Former marathon runner and Olympic hopeful sentenced to eight years in prison
Anchorage, Alaska - U.S. Attorney Karen L. Loeffler announced today that a Palmer, Alaska, man was sentenced in federal court in Anchorage to 96 months in prison for one count of possessing methamphetamine with intent to distribute and one count of felon in possession of a firearm and ammunition.
Brandon Wayne Moen (a.k.a. “Scooter”), 28, from Palmer, Alaska, was sentenced today by U.S. District Court Judge Timothy M. Burgess, to 96 months’ prison and 5 years’ supervised release.
According to Assistant U.S. Attorney Kyle G. French, who prosecuted the case, Alaska State Troopers arrested Moen in June 2012, for an outstanding State of Alaska arrest warrant issued based on allegations of a felony probation violation. When the Troopers placed Moen under arrest, they discovered a loaded Ruger .380 caliber semi-automatic pistol and $2,599 in United States currency in Moen’s attire.
Troopers impounded the vehicle Moen was in at the time of his arrest and a drug detection dog subsequently alerted to the odor of controlled substances in Moens’ vehicle. A search warrant was obtained and the Troopers found and seized various items from the vehicle, including methamphetamine, a bulletproof vest, syringes, hundreds of unused gram-sized baggies used for distributing narcotics, four grams of heroin, a digital scale, a pistol magazine, ammunition, and a tattoo gun. DEA laboratory testing determined that the methamphetamine he possessed was 99.4% pure.
According to an April 6, 2008, Central Illinois sports article, Moen was an elite athlete whose talent could not be “fully appreciated by a review of his stellar times and margins of victory.” Moen’s long-term goal was to break the 1:05:00 half marathon mark and qualify for the 2012 Olympic Trial Marathon. Moen was piling up marathon victories at that time and running 80 to 90 miles a week.

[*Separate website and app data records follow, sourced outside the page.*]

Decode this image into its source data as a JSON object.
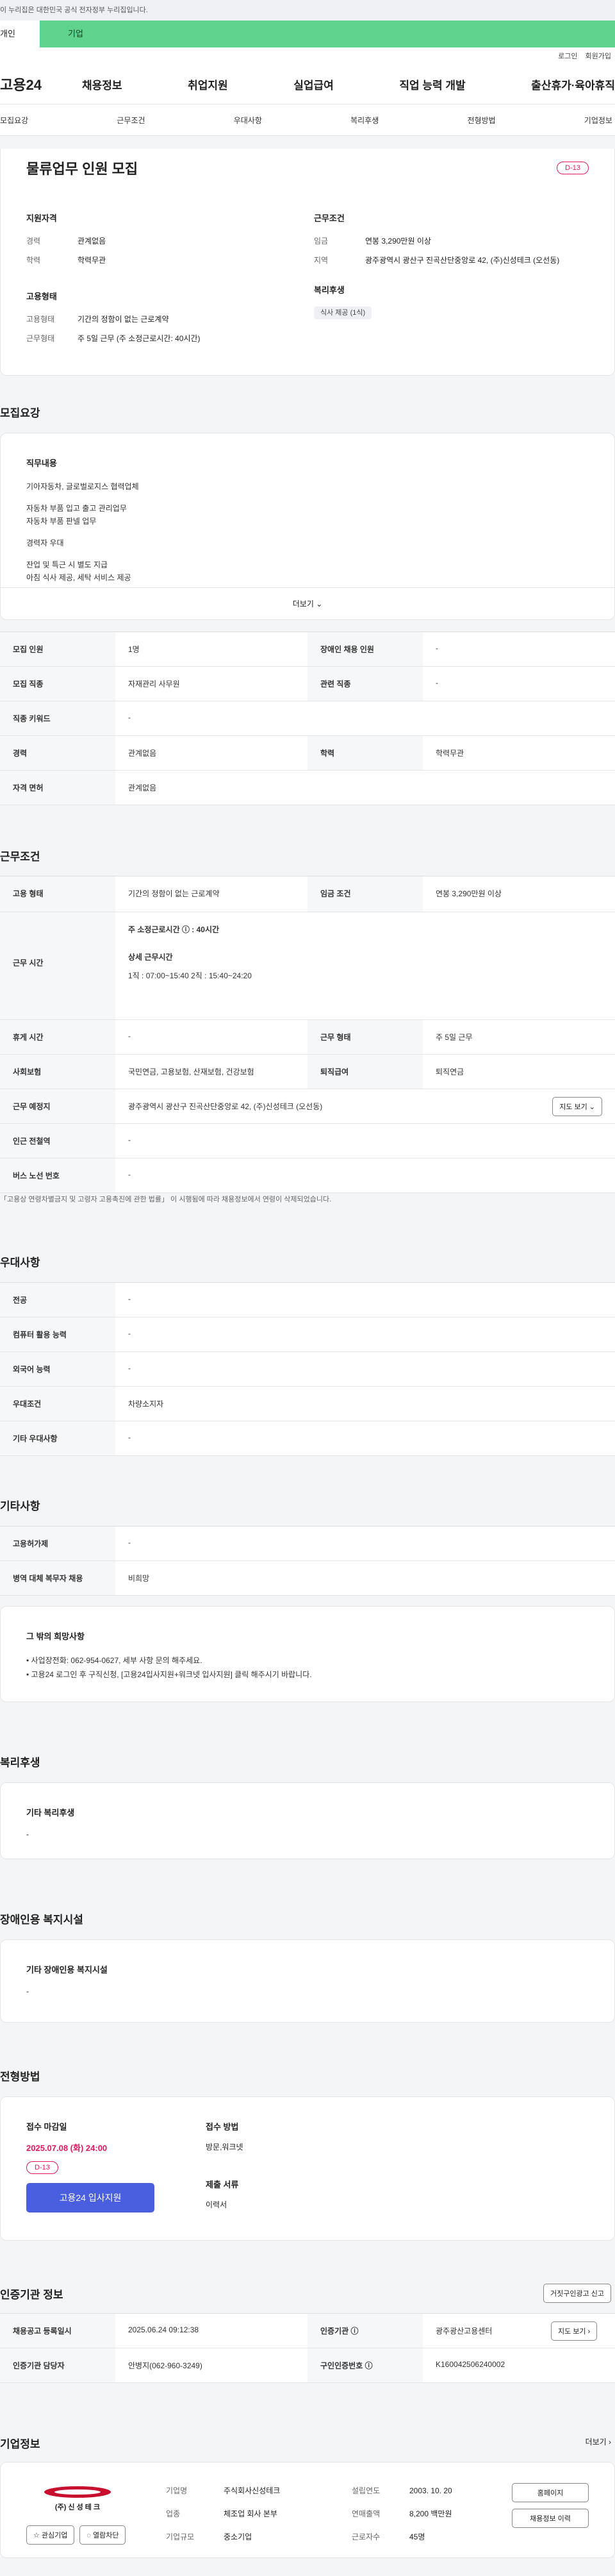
{
  "banner": "이 누리집은 대한민국 공식 전자정부 누리집입니다.",
  "tabs": {
    "person": "개인",
    "biz": "기업"
  },
  "util": {
    "login": "로그인",
    "signup": "회원가입"
  },
  "gnb": {
    "logo": "고용24",
    "menu": [
      "채용정보",
      "취업지원",
      "실업급여",
      "직업 능력 개발",
      "출산휴가·육아휴직"
    ]
  },
  "subnav": [
    "모집요강",
    "근무조건",
    "우대사항",
    "복리후생",
    "전형방법",
    "기업정보"
  ],
  "summary": {
    "title": "물류업무 인원 모집",
    "dday": "D-13",
    "qual_title": "지원자격",
    "career_lbl": "경력",
    "career": "관계없음",
    "edu_lbl": "학력",
    "edu": "학력무관",
    "cond_title": "근무조건",
    "wage_lbl": "임금",
    "wage": "연봉 3,290만원 이상",
    "region_lbl": "지역",
    "region": "광주광역시 광산구 진곡산단중앙로 42, (주)신성테크 (오선동)",
    "emp_title": "고용형태",
    "type_lbl": "고용형태",
    "type": "기간의 정함이 없는 근로계약",
    "hours_lbl": "근무형태",
    "hours": "주 5일 근무 (주 소정근로시간: 40시간)",
    "welfare_title": "복리후생",
    "welfare_tag": "식사 제공 (1식)"
  },
  "recruit": {
    "title": "모집요강",
    "box_title": "직무내용",
    "lines": [
      "기아자동차, 글로벌로지스 협력업체",
      "자동차 부품 입고 출고 관리업무",
      "자동차 부품 판넬 업무",
      "경력자 우대",
      "잔업 및 특근 시 별도 지급",
      "아침 식사 제공, 세탁 서비스 제공"
    ],
    "more": "더보기 ⌄",
    "rows": [
      {
        "l1": "모집 인원",
        "v1": "1명",
        "l2": "장애인 채용 인원",
        "v2": "-"
      },
      {
        "l1": "모집 직종",
        "v1": "자재관리 사무원",
        "l2": "관련 직종",
        "v2": "-"
      },
      {
        "l1": "직종 키워드",
        "v1": "-"
      },
      {
        "l1": "경력",
        "v1": "관계없음",
        "l2": "학력",
        "v2": "학력무관"
      },
      {
        "l1": "자격 면허",
        "v1": "관계없음"
      }
    ]
  },
  "workcond": {
    "title": "근무조건",
    "emp_lbl": "고용 형태",
    "emp": "기간의 정함이 없는 근로계약",
    "wage_lbl": "임금 조건",
    "wage": "연봉 3,290만원 이상",
    "hours_lbl": "근무 시간",
    "hours_main": "주 소정근로시간 ⓘ : 40시간",
    "hours_detail_lbl": "상세 근무시간",
    "hours_detail": "1직 : 07:00~15:40  2직 : 15:40~24:20",
    "rest_lbl": "휴게 시간",
    "rest": "-",
    "form_lbl": "근무 형태",
    "form": "주 5일 근무",
    "ins_lbl": "사회보험",
    "ins": "국민연금, 고용보험, 산재보험, 건강보험",
    "ret_lbl": "퇴직급여",
    "ret": "퇴직연금",
    "place_lbl": "근무 예정지",
    "place": "광주광역시 광산구 진곡산단중앙로 42, (주)신성테크 (오선동)",
    "map": "지도 보기 ⌄",
    "sub_lbl": "인근 전철역",
    "sub": "-",
    "bus_lbl": "버스 노선 번호",
    "bus": "-",
    "note": "「고용상 연령차별금지 및 고령자 고용촉진에 관한 법률」 이 시행됨에 따라 채용정보에서 연령이 삭제되었습니다."
  },
  "pref": {
    "title": "우대사항",
    "rows": [
      {
        "l": "전공",
        "v": "-"
      },
      {
        "l": "컴퓨터 활용 능력",
        "v": "-"
      },
      {
        "l": "외국어 능력",
        "v": "-"
      },
      {
        "l": "우대조건",
        "v": "차량소지자"
      },
      {
        "l": "기타 우대사항",
        "v": "-"
      }
    ]
  },
  "etc": {
    "title": "기타사항",
    "rows": [
      {
        "l": "고용허가제",
        "v": "-"
      },
      {
        "l": "병역 대체 복무자 채용",
        "v": "비희망"
      }
    ],
    "box_title": "그 밖의 희망사항",
    "lines": [
      "• 사업장전화: 062-954-0627, 세부 사항 문의 해주세요.",
      "• 고용24 로그인 후 구직신청, [고용24입사지원+워크넷 입사지원] 클릭 해주시기 바랍니다."
    ]
  },
  "benefit": {
    "title": "복리후생",
    "box_title": "기타 복리후생",
    "value": "-"
  },
  "disab": {
    "title": "장애인용 복지시설",
    "box_title": "기타 장애인용 복지시설",
    "value": "-"
  },
  "screen": {
    "title": "전형방법",
    "deadline_lbl": "접수 마감일",
    "deadline": "2025.07.08 (화) 24:00",
    "dday": "D-13",
    "apply": "고용24 입사지원",
    "method_lbl": "접수 방법",
    "method": "방문,워크넷",
    "docs_lbl": "제출 서류",
    "docs": "이력서"
  },
  "certify": {
    "title": "인증기관 정보",
    "report": "거짓구인광고 신고",
    "reg_lbl": "채용공고 등록일시",
    "reg": "2025.06.24 09:12:38",
    "org_lbl": "인증기관 ⓘ",
    "org": "광주광산고용센터",
    "map": "지도 보기 ›",
    "mgr_lbl": "인증기관 담당자",
    "mgr": "안병지(062-960-3249)",
    "cert_lbl": "구인인증번호 ⓘ",
    "cert": "K160042506240002"
  },
  "company": {
    "title": "기업정보",
    "more": "더보기 ›",
    "logo_text": "(주) 신 성 테 크",
    "fav": "☆ 관심기업",
    "block": "◌ 열람차단",
    "name_lbl": "기업명",
    "name": "주식회사신성테크",
    "year_lbl": "설립연도",
    "year": "2003. 10. 20",
    "ind_lbl": "업종",
    "ind": "체조업 회사 본부",
    "sales_lbl": "연매출액",
    "sales": "8,200 백만원",
    "size_lbl": "기업규모",
    "size": "중소기업",
    "emp_lbl": "근로자수",
    "emp": "45명",
    "home": "홈페이지",
    "jobs": "채용정보 이력"
  },
  "colors": {
    "accent": "#4a5fe0",
    "dday": "#e0195f",
    "biz_tab": "#5fd38d"
  }
}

His counsel, Assistant Federal Defender Jamie McGrady, said Moen turned to drug use and became addicted after the tragic suicide of his bother. Ms. McGrady observed and stated in a court filing that “Mr. Moen can serve as a cautionary tale to others in prison and working on sobriety – his was a rare talent, and it was wasted because of his drug abuse.” At sentencing, Ms. McGrady also noted that Moen’s arrest probably saved his life.
In sentencing Moen, Judge Burgess emphasized that this was an opportunity for Moen to retake control of his life.

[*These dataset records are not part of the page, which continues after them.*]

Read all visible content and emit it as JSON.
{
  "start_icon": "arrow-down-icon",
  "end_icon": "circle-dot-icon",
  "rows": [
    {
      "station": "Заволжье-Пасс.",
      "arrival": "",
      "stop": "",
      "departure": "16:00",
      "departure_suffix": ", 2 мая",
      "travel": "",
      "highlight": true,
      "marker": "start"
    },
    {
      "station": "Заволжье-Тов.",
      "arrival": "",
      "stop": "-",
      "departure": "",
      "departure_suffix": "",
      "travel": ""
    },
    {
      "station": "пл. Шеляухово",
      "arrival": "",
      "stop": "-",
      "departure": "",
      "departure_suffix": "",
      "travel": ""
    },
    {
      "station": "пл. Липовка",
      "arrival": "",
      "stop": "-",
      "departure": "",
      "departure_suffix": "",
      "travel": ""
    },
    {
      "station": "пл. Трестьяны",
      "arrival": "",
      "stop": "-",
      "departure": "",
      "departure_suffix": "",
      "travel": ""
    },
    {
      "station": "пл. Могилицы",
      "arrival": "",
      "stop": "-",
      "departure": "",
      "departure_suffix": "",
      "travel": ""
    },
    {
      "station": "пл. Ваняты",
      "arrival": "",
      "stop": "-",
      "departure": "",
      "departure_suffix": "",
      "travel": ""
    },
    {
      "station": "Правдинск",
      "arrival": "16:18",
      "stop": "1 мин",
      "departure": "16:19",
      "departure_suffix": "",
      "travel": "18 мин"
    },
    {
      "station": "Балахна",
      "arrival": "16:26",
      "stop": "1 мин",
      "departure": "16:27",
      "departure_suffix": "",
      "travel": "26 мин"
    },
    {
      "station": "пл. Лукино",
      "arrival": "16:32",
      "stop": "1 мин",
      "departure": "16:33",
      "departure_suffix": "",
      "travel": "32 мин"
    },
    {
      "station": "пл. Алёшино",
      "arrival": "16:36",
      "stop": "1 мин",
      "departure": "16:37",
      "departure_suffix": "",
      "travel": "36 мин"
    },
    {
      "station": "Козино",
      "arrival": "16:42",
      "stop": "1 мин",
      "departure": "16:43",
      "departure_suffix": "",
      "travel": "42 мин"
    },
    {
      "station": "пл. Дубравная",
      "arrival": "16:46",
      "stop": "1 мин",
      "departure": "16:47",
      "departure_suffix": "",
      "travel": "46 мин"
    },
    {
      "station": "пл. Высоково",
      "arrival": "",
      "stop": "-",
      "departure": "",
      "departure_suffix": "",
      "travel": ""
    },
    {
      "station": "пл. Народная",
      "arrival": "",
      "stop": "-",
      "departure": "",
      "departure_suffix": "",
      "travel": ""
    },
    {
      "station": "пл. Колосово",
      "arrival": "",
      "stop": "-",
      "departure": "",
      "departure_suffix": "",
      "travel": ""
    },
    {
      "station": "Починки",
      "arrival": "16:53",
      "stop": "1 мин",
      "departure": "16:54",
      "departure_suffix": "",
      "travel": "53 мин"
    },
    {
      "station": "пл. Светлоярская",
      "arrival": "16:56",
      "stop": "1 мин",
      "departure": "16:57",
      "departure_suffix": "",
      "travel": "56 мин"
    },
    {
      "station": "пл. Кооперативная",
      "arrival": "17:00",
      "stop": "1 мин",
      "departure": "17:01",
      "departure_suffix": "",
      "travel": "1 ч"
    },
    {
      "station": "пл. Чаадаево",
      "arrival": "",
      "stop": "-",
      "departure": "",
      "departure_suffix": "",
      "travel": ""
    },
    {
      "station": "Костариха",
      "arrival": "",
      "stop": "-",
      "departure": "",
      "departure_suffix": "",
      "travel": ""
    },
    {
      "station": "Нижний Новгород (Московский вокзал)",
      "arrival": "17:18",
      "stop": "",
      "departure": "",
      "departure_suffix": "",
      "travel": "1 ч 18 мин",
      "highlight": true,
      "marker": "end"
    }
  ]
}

“Although Mr. Moen has a chance to rebuild his life,” U.S. Attorney Loeffler notes, “the destruction and waste of enormous talent caused by using drugs is sad and cannot be undone. While our entire community as a whole suffers from the corrosive harm caused by illegal narcotics, Mr. Moen is yet another reminder that the harm and resulting consequences occur at a very tangible individual and personal level.”

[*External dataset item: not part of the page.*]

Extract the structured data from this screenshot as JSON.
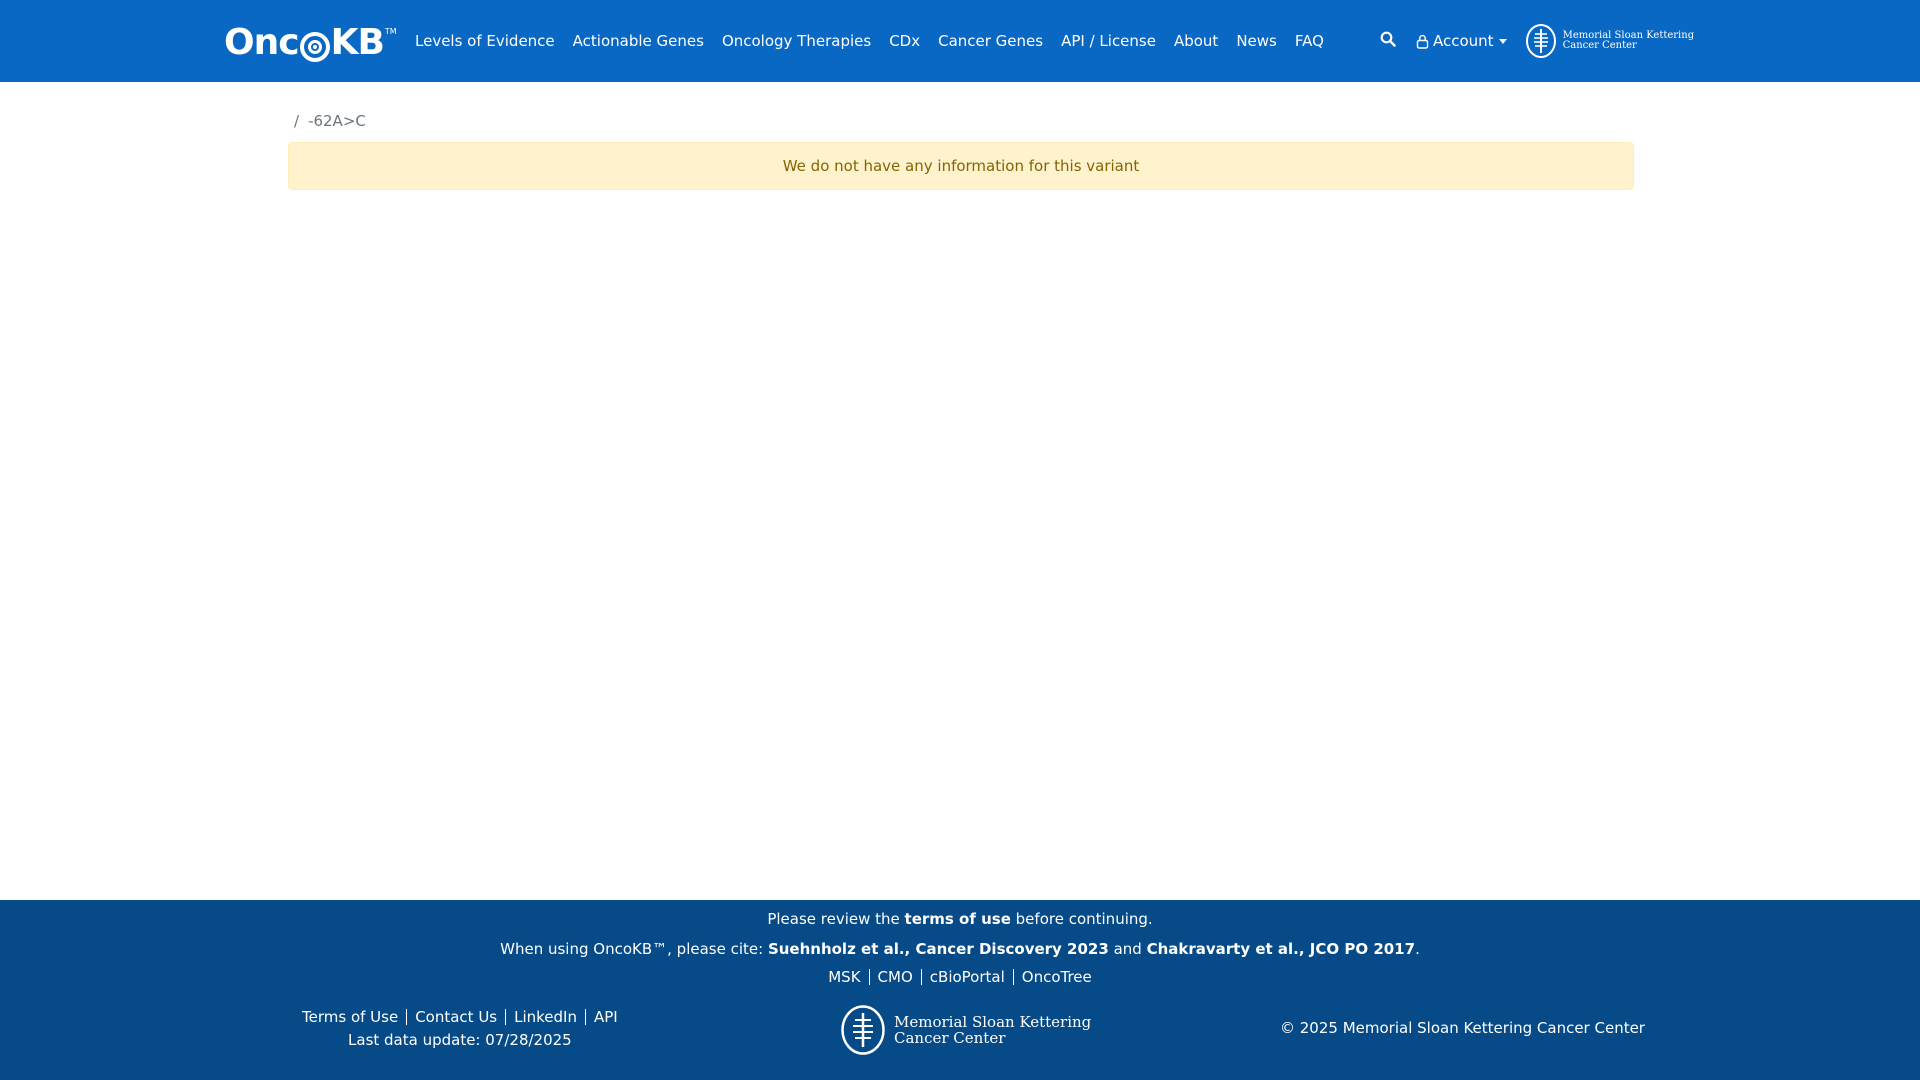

Ms. Loeffler commends the Alaska State Troopers and especially the Trooper’s Mat-Su Drug Unit, the ATF and the DEA who conducted the investigation leading to the successful prosecution of Moen.